The Commission held that between April 2004 and July 2011, two European companies (SKF and Schaeffler) and four Japanese companies (JTEKT, NSK, NFC and NTN) secretly colluded to co-ordinate their pricing strategy in respect of automotive customers throughout the EEA.
JTEKT received full immunity from fines under the Commission's leniency policy, whilst each of the other companies engaged in the settlement procedure and accordingly benefitted from a 10% fine reduction, in addition to leniency reductions.
The General Court has delivered its judgment in respect of an action by Reagens seeking the annulment of the European Commission’s decision to refuse it access to certain documents relating to the heat stabilisers cartel.
As the addressee of the cartel decision, Reagens requested, but was refused access to, certain documents relating to applications made by two other cartel participants concerning their alleged inability to pay fines.
The Commission further refused to disclose to Reagens its own requests for further information and the undertakings' replies to those requests. The General Court did not consider that the non-confidential versions of the undertakings' initial inability to pay requests and the Commission's standard first request for further information were covered by the exception from disclosure relating to protection of commercial information.
However, the Commission was entitled to conclude that the undertakings' responses to the first questionnaire, the second targeted and specific questionnaires sent by the Commission, and the undertakings' replies to those questionnaires were protected from disclosure.

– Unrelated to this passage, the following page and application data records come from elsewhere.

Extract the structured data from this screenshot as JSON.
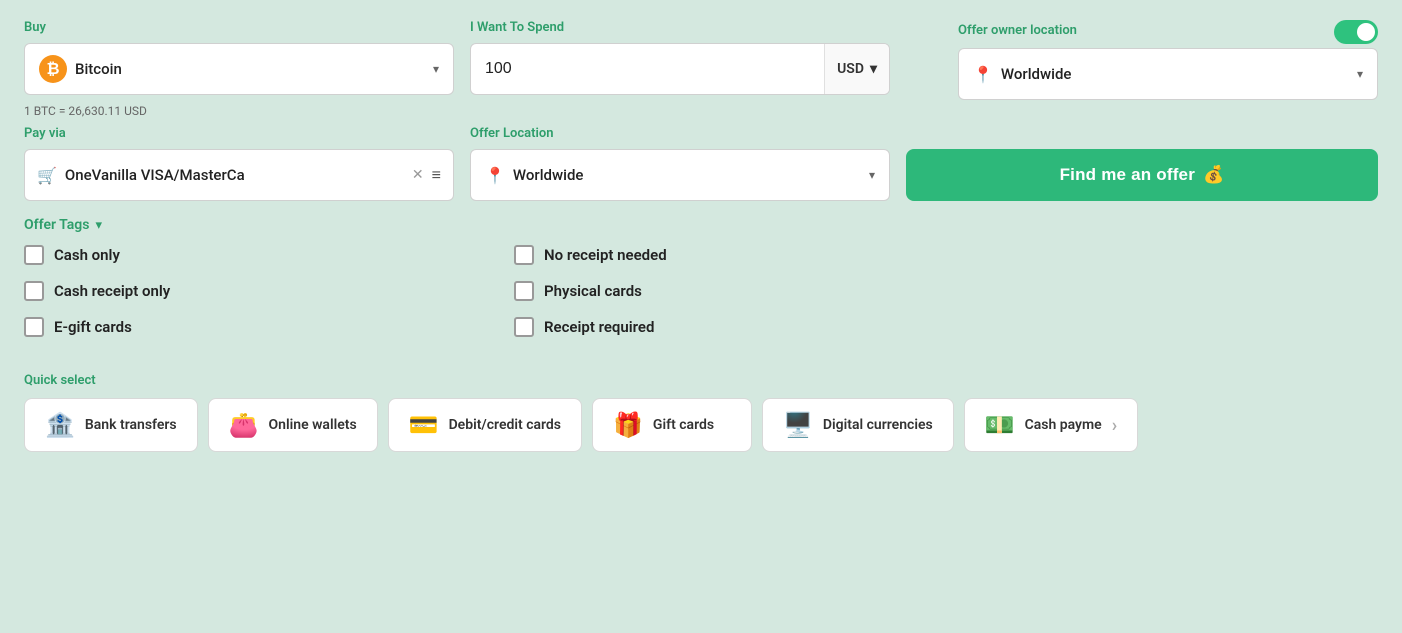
{
  "buy": {
    "label": "Buy",
    "selected": "Bitcoin",
    "icon": "₿"
  },
  "spend": {
    "label": "I Want To Spend",
    "amount": "100",
    "currency": "USD"
  },
  "owner_location": {
    "label": "Offer owner location",
    "selected": "Worldwide",
    "toggle_on": true
  },
  "exchange_rate": "1 BTC = 26,630.11 USD",
  "pay_via": {
    "label": "Pay via",
    "selected": "OneVanilla VISA/MasterCa"
  },
  "offer_location": {
    "label": "Offer Location",
    "selected": "Worldwide"
  },
  "find_button": {
    "label": "Find me an offer",
    "icon": "💰"
  },
  "offer_tags": {
    "label": "Offer Tags",
    "left_items": [
      {
        "id": "cash-only",
        "label": "Cash only"
      },
      {
        "id": "cash-receipt-only",
        "label": "Cash receipt only"
      },
      {
        "id": "e-gift-cards",
        "label": "E-gift cards"
      }
    ],
    "right_items": [
      {
        "id": "no-receipt-needed",
        "label": "No receipt needed"
      },
      {
        "id": "physical-cards",
        "label": "Physical cards"
      },
      {
        "id": "receipt-required",
        "label": "Receipt required"
      }
    ]
  },
  "quick_select": {
    "label": "Quick select",
    "items": [
      {
        "id": "bank-transfers",
        "label": "Bank transfers",
        "icon": "🏦"
      },
      {
        "id": "online-wallets",
        "label": "Online wallets",
        "icon": "👛"
      },
      {
        "id": "debit-credit-cards",
        "label": "Debit/credit cards",
        "icon": "💳"
      },
      {
        "id": "gift-cards",
        "label": "Gift cards",
        "icon": "🎁"
      },
      {
        "id": "digital-currencies",
        "label": "Digital currencies",
        "icon": "🖥️"
      },
      {
        "id": "cash-payments",
        "label": "Cash payments",
        "icon": "💵"
      }
    ]
  }
}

The European Commission has adopted a new technology transfer block exemption regulation (TTBER) and revised guidelines on the application of Article 101 TFEU to technology transfer agreements. The revised regulation does not make radical changes to the current rules, with the most significant changes having been made to restrictions excluded from the scope of the block exemption.
Specifically, all exclusive grant-back obligations will now fall outside the block exemption, as will clauses allowing the licensor to terminate where a licensee challenges the validity of the licensed technology (unless the licence is exclusive). The new block exemption regulation will apply from 1 May 2014 until 30 April 2026.
This article was written by Paul Stone.
For more information please contact Paul on +44 (0)20 7203 5110 or email@example.com